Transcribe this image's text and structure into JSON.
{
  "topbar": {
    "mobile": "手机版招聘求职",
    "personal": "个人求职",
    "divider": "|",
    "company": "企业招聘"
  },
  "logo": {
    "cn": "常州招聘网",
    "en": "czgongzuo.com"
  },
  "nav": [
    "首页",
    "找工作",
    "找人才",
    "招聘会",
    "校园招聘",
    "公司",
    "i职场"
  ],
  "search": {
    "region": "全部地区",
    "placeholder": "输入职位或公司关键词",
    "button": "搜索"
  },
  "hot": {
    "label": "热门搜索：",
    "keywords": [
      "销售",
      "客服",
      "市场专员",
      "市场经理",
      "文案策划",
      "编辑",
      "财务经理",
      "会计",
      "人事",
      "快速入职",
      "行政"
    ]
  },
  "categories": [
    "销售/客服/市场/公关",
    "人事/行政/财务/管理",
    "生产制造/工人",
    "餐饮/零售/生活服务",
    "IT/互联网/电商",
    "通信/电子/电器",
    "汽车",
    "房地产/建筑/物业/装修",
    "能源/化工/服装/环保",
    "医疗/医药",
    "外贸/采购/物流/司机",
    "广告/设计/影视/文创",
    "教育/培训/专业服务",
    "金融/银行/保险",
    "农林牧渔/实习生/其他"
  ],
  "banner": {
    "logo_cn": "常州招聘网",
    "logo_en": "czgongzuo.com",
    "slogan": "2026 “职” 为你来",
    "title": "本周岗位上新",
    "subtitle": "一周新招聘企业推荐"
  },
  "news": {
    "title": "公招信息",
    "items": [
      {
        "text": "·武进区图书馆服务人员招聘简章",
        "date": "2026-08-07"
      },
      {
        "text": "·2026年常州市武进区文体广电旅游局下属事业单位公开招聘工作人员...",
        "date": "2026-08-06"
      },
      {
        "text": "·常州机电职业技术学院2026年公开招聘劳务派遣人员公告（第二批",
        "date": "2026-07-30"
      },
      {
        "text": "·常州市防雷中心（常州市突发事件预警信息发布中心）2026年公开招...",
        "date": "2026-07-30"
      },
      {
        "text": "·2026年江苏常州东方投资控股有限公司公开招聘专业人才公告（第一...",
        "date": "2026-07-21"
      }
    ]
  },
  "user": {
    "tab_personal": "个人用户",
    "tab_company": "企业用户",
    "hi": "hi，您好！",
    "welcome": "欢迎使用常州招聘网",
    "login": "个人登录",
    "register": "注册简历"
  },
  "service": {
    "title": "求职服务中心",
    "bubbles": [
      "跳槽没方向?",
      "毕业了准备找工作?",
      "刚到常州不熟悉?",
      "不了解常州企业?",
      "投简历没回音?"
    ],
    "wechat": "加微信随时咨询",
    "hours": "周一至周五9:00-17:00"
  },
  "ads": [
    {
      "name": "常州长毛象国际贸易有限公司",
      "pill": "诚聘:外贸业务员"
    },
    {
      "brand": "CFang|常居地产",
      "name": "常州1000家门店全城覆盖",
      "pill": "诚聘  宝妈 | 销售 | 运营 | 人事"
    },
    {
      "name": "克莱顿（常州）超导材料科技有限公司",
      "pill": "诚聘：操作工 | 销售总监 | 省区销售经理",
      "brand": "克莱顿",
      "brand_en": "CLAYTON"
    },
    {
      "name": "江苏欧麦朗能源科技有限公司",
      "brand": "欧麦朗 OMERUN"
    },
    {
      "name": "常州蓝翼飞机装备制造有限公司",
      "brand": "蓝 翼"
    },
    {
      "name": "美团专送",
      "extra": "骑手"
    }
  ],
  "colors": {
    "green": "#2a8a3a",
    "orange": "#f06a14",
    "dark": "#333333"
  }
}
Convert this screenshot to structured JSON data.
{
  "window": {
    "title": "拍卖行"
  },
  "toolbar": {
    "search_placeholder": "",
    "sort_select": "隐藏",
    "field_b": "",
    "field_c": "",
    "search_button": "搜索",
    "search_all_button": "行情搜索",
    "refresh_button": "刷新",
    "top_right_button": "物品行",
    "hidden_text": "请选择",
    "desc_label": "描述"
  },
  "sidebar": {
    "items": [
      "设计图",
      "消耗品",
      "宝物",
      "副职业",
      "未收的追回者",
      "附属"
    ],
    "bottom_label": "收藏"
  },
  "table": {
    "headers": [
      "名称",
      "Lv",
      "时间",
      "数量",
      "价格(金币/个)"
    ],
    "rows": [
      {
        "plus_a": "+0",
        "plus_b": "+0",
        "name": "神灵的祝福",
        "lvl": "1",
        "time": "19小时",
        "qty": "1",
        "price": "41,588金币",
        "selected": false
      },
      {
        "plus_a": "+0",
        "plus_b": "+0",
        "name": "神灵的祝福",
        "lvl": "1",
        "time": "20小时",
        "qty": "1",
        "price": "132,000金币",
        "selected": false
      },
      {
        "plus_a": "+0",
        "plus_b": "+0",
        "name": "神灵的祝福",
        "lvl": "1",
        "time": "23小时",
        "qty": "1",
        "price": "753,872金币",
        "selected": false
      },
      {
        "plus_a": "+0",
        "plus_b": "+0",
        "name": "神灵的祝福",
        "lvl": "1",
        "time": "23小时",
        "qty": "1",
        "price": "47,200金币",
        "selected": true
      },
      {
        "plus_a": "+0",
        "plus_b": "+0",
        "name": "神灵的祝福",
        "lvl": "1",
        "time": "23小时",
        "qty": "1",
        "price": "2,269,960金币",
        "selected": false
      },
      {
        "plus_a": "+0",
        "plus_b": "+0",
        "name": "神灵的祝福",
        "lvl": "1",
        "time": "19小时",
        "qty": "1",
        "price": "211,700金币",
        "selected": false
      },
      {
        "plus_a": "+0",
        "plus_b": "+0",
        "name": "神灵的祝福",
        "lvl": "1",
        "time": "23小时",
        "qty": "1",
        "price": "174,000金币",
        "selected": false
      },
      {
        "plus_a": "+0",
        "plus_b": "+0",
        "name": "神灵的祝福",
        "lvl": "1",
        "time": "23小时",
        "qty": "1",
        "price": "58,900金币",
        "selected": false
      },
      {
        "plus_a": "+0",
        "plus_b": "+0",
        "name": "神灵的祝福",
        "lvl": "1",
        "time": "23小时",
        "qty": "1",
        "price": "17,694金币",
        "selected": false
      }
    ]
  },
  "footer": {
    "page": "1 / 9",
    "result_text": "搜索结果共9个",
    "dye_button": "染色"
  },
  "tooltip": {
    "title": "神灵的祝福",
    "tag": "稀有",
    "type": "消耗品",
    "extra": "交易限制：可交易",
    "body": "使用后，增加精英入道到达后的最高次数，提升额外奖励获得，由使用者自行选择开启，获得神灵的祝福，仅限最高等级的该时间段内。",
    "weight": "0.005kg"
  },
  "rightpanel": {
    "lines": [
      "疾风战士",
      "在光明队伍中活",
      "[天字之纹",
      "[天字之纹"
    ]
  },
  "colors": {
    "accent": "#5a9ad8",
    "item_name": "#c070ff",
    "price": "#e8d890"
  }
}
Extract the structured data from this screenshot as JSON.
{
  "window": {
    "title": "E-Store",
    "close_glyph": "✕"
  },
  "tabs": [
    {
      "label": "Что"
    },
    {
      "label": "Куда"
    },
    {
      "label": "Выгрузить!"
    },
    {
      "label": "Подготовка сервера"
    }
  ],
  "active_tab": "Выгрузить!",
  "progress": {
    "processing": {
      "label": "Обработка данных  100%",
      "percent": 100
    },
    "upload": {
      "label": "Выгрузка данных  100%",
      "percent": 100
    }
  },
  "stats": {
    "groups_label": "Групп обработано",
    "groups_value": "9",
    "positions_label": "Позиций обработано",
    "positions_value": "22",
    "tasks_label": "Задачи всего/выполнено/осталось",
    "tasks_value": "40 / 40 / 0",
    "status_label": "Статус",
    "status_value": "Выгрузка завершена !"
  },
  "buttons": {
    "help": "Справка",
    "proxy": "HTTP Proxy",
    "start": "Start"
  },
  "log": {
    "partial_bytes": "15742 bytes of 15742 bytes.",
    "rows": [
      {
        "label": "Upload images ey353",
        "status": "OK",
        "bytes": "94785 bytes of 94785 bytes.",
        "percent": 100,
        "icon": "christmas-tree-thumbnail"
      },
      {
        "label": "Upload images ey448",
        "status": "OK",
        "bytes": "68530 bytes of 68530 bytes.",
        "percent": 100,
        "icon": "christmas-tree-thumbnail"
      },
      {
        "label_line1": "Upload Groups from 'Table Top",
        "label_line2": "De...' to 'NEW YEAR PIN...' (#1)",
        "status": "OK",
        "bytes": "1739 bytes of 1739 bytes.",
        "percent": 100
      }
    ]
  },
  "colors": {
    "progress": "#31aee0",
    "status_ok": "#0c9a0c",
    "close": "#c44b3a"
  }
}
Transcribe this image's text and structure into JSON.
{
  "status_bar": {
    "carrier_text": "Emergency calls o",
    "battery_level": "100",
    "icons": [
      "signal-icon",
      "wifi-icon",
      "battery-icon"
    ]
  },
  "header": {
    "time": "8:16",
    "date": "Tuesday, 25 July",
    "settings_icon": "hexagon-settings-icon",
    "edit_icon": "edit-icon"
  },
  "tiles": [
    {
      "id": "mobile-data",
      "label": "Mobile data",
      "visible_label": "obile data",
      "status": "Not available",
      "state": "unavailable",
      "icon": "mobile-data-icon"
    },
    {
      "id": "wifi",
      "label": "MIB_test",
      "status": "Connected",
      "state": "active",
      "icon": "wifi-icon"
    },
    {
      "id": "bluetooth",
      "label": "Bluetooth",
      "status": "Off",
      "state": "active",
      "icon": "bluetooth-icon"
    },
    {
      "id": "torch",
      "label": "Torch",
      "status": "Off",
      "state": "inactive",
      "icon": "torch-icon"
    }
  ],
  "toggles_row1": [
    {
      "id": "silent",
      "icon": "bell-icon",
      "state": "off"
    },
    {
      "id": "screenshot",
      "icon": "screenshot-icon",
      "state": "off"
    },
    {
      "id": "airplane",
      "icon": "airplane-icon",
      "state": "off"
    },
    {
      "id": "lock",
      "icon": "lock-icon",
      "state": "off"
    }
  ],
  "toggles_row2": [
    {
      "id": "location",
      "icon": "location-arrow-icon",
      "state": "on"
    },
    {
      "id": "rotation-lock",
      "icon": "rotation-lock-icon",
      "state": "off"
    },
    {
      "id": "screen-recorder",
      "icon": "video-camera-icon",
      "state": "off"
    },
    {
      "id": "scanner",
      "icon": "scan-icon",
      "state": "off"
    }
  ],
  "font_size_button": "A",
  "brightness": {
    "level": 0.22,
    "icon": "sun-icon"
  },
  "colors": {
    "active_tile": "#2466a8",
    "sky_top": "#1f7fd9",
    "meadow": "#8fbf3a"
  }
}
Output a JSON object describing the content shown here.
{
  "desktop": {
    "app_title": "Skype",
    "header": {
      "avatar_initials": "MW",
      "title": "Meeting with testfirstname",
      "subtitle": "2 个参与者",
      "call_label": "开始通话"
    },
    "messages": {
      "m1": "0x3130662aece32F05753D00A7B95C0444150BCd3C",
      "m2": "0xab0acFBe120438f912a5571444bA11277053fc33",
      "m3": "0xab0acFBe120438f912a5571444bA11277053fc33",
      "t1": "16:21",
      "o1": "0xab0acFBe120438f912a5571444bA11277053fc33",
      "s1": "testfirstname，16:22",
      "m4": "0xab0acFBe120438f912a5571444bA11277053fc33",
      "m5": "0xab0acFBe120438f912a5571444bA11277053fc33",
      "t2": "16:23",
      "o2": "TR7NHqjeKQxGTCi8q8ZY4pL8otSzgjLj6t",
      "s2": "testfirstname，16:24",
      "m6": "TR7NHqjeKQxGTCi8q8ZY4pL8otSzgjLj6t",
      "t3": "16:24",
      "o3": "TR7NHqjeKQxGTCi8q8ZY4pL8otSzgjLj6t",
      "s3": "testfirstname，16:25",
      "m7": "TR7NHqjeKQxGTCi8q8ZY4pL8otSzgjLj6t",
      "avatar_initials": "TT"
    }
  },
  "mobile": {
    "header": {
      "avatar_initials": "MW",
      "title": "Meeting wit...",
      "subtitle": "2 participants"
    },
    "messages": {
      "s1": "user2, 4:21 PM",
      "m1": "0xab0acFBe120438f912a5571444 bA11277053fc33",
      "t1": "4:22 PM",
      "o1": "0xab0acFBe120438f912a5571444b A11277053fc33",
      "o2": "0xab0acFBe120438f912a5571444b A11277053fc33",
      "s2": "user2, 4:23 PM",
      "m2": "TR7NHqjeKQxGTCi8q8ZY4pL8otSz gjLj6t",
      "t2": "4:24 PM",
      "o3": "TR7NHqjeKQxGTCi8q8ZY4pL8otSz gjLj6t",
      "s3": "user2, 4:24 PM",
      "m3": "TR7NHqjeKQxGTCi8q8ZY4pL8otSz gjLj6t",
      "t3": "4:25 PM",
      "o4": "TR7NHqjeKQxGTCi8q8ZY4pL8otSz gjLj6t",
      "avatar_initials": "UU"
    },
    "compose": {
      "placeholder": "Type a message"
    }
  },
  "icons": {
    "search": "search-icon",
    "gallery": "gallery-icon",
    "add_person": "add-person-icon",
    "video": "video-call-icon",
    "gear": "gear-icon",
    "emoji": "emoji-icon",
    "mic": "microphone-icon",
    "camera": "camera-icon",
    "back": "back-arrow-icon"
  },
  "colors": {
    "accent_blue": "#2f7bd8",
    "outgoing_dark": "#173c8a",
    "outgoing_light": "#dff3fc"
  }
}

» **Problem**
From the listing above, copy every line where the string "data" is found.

» **Completed exercise**
Convert this screenshot to structured JSON data.
Extract the structured data from this screenshot as JSON.
      "id": "mobile-data",
      "label": "Mobile data",
      "visible_label": "obile data",
      "icon": "mobile-data-icon"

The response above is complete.